Groundbreaking and important, A Social Strategy provides not only a story- and data-driven explanation for the explosion of social media but also an invaluable, concrete road map for any company that wants to tap the marketing potential of this remarkable phenomenon.
Make Money Doing What You Love, Even in Tough Times
Lifestyle Entrepreneur is the result of having lived a non-traditional life. In my twenties, I launched five businesses and sold the last two. I have been in a rock band touring America, and I’ve been flown around the world as a professional dating coach. I have traveled to and lived in over twenty-five countries, learning the local languages while there. I feel very blessed to have friends all over the world, a family that loves me at home, and generally able to live the life that I’ve always dreamed of.

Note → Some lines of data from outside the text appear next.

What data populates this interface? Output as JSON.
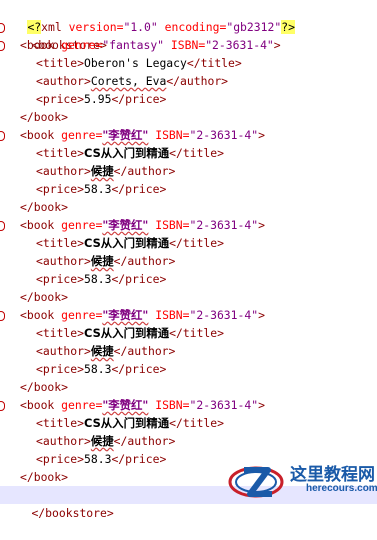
{
  "decl": {
    "open": "<?",
    "name": "xml",
    "version_attr": " version=",
    "version_val": "\"1.0\"",
    "enc_attr": " encoding=",
    "enc_val": "\"gb2312\"",
    "close": "?>"
  },
  "root": {
    "open": "<bookstore>",
    "close": "</bookstore>"
  },
  "books": [
    {
      "genre": "\"fantasy\"",
      "isbn": "\"2-3631-4\"",
      "title": "Oberon's Legacy",
      "author": "Corets, Eva",
      "price": "5.95"
    },
    {
      "genre": "\"李赞红\"",
      "isbn": "\"2-3631-4\"",
      "title": "CS从入门到精通",
      "author": "候捷",
      "price": "58.3"
    },
    {
      "genre": "\"李赞红\"",
      "isbn": "\"2-3631-4\"",
      "title": "CS从入门到精通",
      "author": "候捷",
      "price": "58.3"
    },
    {
      "genre": "\"李赞红\"",
      "isbn": "\"2-3631-4\"",
      "title": "CS从入门到精通",
      "author": "候捷",
      "price": "58.3"
    },
    {
      "genre": "\"李赞红\"",
      "isbn": "\"2-3631-4\"",
      "title": "CS从入门到精通",
      "author": "候捷",
      "price": "58.3"
    }
  ],
  "tags": {
    "book_open": "<book",
    "genre_attr": " genre=",
    "isbn_attr": " ISBN=",
    "gt": ">",
    "book_close": "</book>",
    "title_open": "<title>",
    "title_close": "</title>",
    "author_open": "<author>",
    "author_close": "</author>",
    "price_open": "<price>",
    "price_close": "</price>"
  },
  "watermark": {
    "name": "这里教程网",
    "url": "herecours.com"
  },
  "colors": {
    "tag": "#8b0000",
    "attr": "#ff0000",
    "value": "#800080",
    "bracket": "#0000ff",
    "current_line": "#e6e6ff"
  }
}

But this book isn’t about me. It’s about you!
If you take only 10 percent of the information and ideas in this book and put them into practice, it will change your life. I promise.
Lifestyle Entrepreneur contains the essence of everything I’ve learned over the last ten years of starting businesses, traveling the world, and exploring the things I’m passionate about. Now I would like to share a blueprint for how you can do all of these things and more.

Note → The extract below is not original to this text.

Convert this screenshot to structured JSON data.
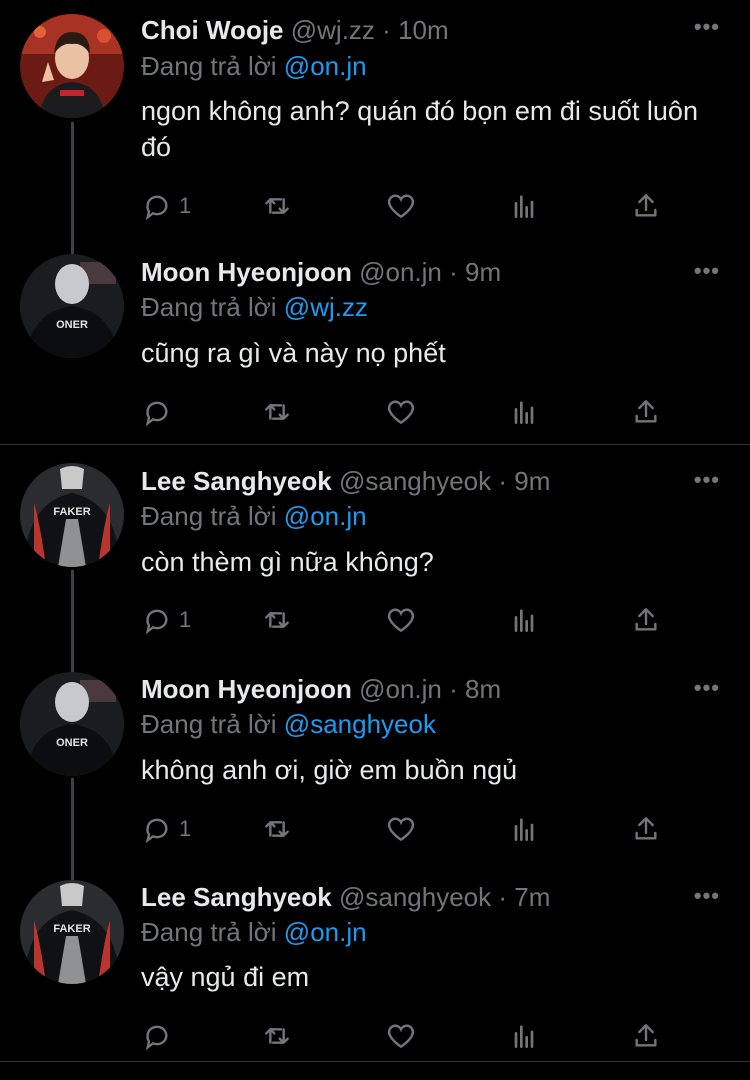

As today’s business world becomes ever-more global and virtual, executives and managers are expected to work harmoniously together with counterparts from a broad array dramatically different cultures and backgrounds, often without leaving their desks. But when you throw people together who come from starkly different backgrounds and cultures— from Americans who precede anything negative with three nice comments to French, Dutch, Israelis and Germans who get straight to the point (“your presentation was simply awful”); from Latin Americans and Asians who are steeped in hierarchy to the Scandinavians who think the best boss is just one of the crowd— the result can sometimes be disastrous. Even with English as a global language, it’s easy to fall into cultural traps that endanger careers and sink deals.
In The Culture Map, renowned expert Erin Meyer offers highly practical and timely perspective on one of today's most pressing business issues: how do different cultures influence the way to do business when working globally? And she explains how to dramatically increase business success by improving one's ability to understand the cultural drivers of colleagues, clients, and suppliers from different countries.

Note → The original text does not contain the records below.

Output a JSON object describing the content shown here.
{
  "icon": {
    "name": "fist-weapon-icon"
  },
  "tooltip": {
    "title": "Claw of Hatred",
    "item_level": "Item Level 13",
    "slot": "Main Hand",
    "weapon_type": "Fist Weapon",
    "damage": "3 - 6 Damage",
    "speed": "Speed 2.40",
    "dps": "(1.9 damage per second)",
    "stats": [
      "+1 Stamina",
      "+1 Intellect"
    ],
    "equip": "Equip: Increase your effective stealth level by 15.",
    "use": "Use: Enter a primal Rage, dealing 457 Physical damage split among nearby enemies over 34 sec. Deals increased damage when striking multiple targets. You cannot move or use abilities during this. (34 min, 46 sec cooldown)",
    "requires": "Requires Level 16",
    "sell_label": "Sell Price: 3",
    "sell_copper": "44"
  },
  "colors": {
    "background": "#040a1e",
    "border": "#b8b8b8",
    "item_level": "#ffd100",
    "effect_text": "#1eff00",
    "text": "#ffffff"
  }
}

With the rapid increase in global call centers, outsourcing, supply chains, and project teams, cultural diversity touches almost everyone. Globalization has led to the rapid connection of internationally based employees from all levels of multinational companies. The advent of information and communication technology means that work itself has globalized. Where once you might have been expected to collaborate with colleagues from one or two foreign territories, today many people are part of global networks connected with people scattered around the world. Yet most managers have little understanding of how local culture impacts global interaction. Even those who are culturally informed, travel extensively, and have lived abroad often have few strategies for dealing with the cross-cultural complexity that affects their team's day-to-day effectiveness. The Culture Map provides a new way forward, with vital insights for working effectively and sensitively with one's counterparts in the new global marketplace.